[Stored data entries]
***

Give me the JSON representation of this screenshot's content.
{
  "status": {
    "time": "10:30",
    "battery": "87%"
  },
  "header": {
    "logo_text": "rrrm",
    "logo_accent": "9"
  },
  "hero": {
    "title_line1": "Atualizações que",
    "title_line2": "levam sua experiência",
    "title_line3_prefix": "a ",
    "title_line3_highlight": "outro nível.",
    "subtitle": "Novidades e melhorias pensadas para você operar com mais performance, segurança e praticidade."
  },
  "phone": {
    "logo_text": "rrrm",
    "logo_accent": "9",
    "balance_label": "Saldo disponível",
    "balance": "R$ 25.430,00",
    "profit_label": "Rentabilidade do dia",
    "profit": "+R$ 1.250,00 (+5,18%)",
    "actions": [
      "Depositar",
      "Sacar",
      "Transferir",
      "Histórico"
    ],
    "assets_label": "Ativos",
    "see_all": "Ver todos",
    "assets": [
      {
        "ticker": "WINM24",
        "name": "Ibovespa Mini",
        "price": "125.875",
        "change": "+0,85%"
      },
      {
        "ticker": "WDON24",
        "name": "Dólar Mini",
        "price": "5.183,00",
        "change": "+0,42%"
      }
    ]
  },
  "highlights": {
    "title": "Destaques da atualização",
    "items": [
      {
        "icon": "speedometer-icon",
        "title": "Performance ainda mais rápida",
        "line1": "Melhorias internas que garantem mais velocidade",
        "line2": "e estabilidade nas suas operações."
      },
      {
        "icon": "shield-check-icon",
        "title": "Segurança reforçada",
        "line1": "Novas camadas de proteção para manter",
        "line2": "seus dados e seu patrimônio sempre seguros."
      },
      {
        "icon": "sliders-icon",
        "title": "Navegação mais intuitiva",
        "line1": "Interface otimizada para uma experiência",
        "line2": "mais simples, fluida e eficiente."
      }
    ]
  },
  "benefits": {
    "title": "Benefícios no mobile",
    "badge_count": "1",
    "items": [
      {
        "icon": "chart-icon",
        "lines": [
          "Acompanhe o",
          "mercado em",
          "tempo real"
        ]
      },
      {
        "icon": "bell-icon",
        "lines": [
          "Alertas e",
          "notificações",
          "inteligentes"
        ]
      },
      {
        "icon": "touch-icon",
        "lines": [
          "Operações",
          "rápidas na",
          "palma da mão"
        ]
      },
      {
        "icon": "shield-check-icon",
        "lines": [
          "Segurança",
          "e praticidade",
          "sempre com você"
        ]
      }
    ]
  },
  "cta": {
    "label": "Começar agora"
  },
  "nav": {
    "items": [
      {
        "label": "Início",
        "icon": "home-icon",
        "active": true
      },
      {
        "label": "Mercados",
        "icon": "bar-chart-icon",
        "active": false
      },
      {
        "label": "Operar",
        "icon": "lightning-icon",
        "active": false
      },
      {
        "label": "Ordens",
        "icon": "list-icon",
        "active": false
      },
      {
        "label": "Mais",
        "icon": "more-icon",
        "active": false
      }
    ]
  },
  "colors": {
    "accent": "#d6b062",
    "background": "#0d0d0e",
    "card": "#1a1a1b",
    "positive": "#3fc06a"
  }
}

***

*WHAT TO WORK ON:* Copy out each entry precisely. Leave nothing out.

*EXPECTED ANSWER:*
Give me the JSON representation of this screenshot's content.
{
  "status": {
    "time": "10:30",
    "battery": "87%"
  },
  "header": {
    "logo_text": "rrrm",
    "logo_accent": "9"
  },
  "hero": {
    "title_line1": "Atualizações que",
    "title_line2": "levam sua experiência",
    "title_line3_prefix": "a ",
    "title_line3_highlight": "outro nível.",
    "subtitle": "Novidades e melhorias pensadas para você operar com mais performance, segurança e praticidade."
  },
  "phone": {
    "logo_text": "rrrm",
    "logo_accent": "9",
    "balance_label": "Saldo disponível",
    "balance": "R$ 25.430,00",
    "profit_label": "Rentabilidade do dia",
    "profit": "+R$ 1.250,00 (+5,18%)",
    "actions": [
      "Depositar",
      "Sacar",
      "Transferir",
      "Histórico"
    ],
    "assets_label": "Ativos",
    "see_all": "Ver todos",
    "assets": [
      {
        "ticker": "WINM24",
        "name": "Ibovespa Mini",
        "price": "125.875",
        "change": "+0,85%"
      },
      {
        "ticker": "WDON24",
        "name": "Dólar Mini",
        "price": "5.183,00",
        "change": "+0,42%"
      }
    ]
  },
  "highlights": {
    "title": "Destaques da atualização",
    "items": [
      {
        "icon": "speedometer-icon",
        "title": "Performance ainda mais rápida",
        "line1": "Melhorias internas que garantem mais velocidade",
        "line2": "e estabilidade nas suas operações."
      },
      {
        "icon": "shield-check-icon",
        "title": "Segurança reforçada",
        "line1": "Novas camadas de proteção para manter",
        "line2": "seus dados e seu patrimônio sempre seguros."
      },
      {
        "icon": "sliders-icon",
        "title": "Navegação mais intuitiva",
        "line1": "Interface otimizada para uma experiência",
        "line2": "mais simples, fluida e eficiente."
      }
    ]
  },
  "benefits": {
    "title": "Benefícios no mobile",
    "badge_count": "1",
    "items": [
      {
        "icon": "chart-icon",
        "lines": [
          "Acompanhe o",
          "mercado em",
          "tempo real"
        ]
      },
      {
        "icon": "bell-icon",
        "lines": [
          "Alertas e",
          "notificações",
          "inteligentes"
        ]
      },
      {
        "icon": "touch-icon",
        "lines": [
          "Operações",
          "rápidas na",
          "palma da mão"
        ]
      },
      {
        "icon": "shield-check-icon",
        "lines": [
          "Segurança",
          "e praticidade",
          "sempre com você"
        ]
      }
    ]
  },
  "cta": {
    "label": "Começar agora"
  },
  "nav": {
    "items": [
      {
        "label": "Início",
        "icon": "home-icon",
        "active": true
      },
      {
        "label": "Mercados",
        "icon": "bar-chart-icon",
        "active": false
      },
      {
        "label": "Operar",
        "icon": "lightning-icon",
        "active": false
      },
      {
        "label": "Ordens",
        "icon": "list-icon",
        "active": false
      },
      {
        "label": "Mais",
        "icon": "more-icon",
        "active": false
      }
    ]
  },
  "colors": {
    "accent": "#d6b062",
    "background": "#0d0d0e",
    "card": "#1a1a1b",
    "positive": "#3fc06a"
  }
}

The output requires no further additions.